## TASK
Report how many lines below contain the word "UPRAVIT", giving the number and no other words.

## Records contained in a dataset
--- START ---

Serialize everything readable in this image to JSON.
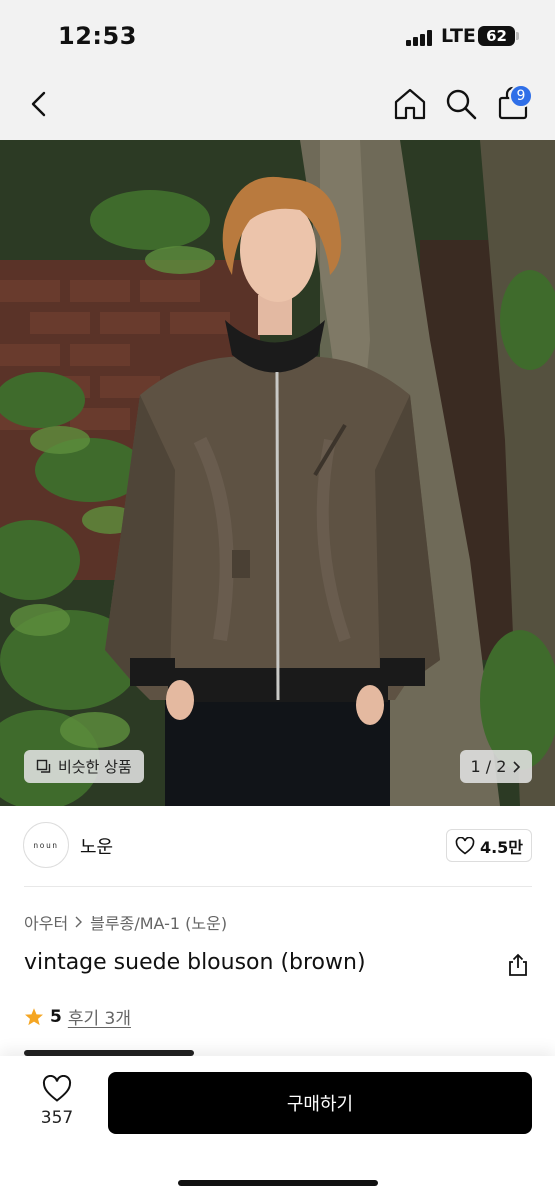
{
  "status": {
    "time": "12:53",
    "network": "LTE",
    "battery": "62"
  },
  "nav": {
    "icons": [
      "chevron-left-icon",
      "home-icon",
      "search-icon",
      "shopping-bag-icon"
    ],
    "cart_count": "9"
  },
  "gallery": {
    "similar_label": "비슷한 상품",
    "page_indicator": "1 / 2"
  },
  "shop": {
    "logo_text": "noun",
    "name": "노운",
    "likes": "4.5만"
  },
  "product": {
    "breadcrumb": [
      "아우터",
      "블루종/MA-1 (노운)"
    ],
    "title": "vintage suede blouson (brown)",
    "rating": "5",
    "reviews": "후기 3개"
  },
  "bottom": {
    "wish_count": "357",
    "buy_label": "구매하기"
  },
  "colors": {
    "accent_badge": "#2f6fe8",
    "star": "#f5a623",
    "buy_button": "#000000"
  }
}
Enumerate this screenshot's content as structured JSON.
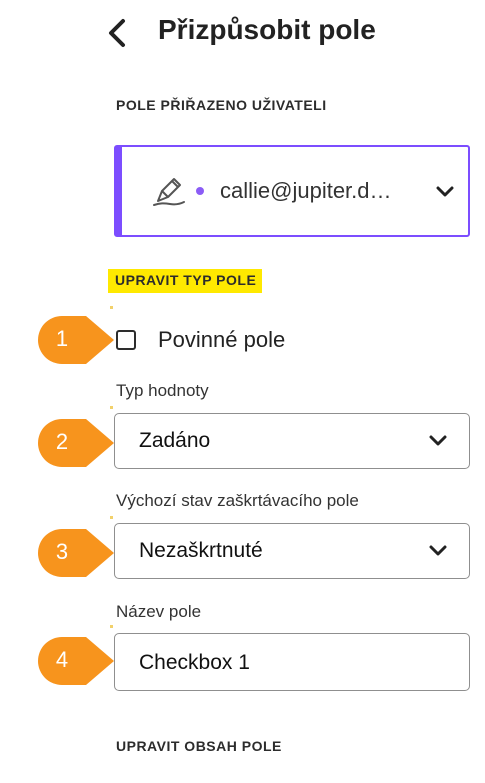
{
  "header": {
    "title": "Přizpůsobit pole",
    "back_icon": "chevron-left-icon"
  },
  "assignee": {
    "section_label": "POLE PŘIŘAZENO UŽIVATELI",
    "email": "callie@jupiter.d…",
    "dot_color": "#8b5cf6",
    "accent_color": "#7c4dff"
  },
  "edit_type": {
    "section_label": "UPRAVIT TYP POLE",
    "highlight_color": "#ffe900",
    "required_label": "Povinné pole",
    "required_checked": false,
    "value_type": {
      "label": "Typ hodnoty",
      "value": "Zadáno"
    },
    "default_state": {
      "label": "Výchozí stav zaškrtávacího pole",
      "value": "Nezaškrtnuté"
    },
    "field_name": {
      "label": "Název pole",
      "value": "Checkbox 1"
    }
  },
  "edit_content": {
    "section_label": "UPRAVIT OBSAH POLE"
  },
  "callouts": [
    {
      "number": "1",
      "color": "#f7941d"
    },
    {
      "number": "2",
      "color": "#f7941d"
    },
    {
      "number": "3",
      "color": "#f7941d"
    },
    {
      "number": "4",
      "color": "#f7941d"
    }
  ]
}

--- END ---

## RESPONSE TO THE EXERCISE
2